▶ **What is needed**:
Could you report every line from the entries that includes the word "country"?

━━━━━ Given data ━━━━━

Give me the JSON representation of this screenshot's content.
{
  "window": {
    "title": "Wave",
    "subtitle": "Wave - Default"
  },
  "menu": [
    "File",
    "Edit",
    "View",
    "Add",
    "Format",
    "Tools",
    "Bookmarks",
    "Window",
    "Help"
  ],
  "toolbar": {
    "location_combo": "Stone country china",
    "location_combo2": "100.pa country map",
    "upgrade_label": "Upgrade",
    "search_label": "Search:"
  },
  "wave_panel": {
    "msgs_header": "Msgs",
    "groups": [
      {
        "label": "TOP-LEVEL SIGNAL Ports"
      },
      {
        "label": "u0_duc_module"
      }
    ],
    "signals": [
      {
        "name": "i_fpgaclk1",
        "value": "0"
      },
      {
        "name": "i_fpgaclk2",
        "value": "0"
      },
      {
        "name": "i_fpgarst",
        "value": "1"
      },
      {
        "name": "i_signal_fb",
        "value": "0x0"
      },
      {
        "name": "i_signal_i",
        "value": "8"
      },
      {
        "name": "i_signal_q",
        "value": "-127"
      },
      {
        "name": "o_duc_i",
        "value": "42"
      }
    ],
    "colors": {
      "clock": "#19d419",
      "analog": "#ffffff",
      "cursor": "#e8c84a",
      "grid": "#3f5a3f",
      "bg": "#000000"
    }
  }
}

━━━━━

▶ **Exercise solution**:
    "location_combo": "Stone country china",
    "location_combo2": "100.pa country map",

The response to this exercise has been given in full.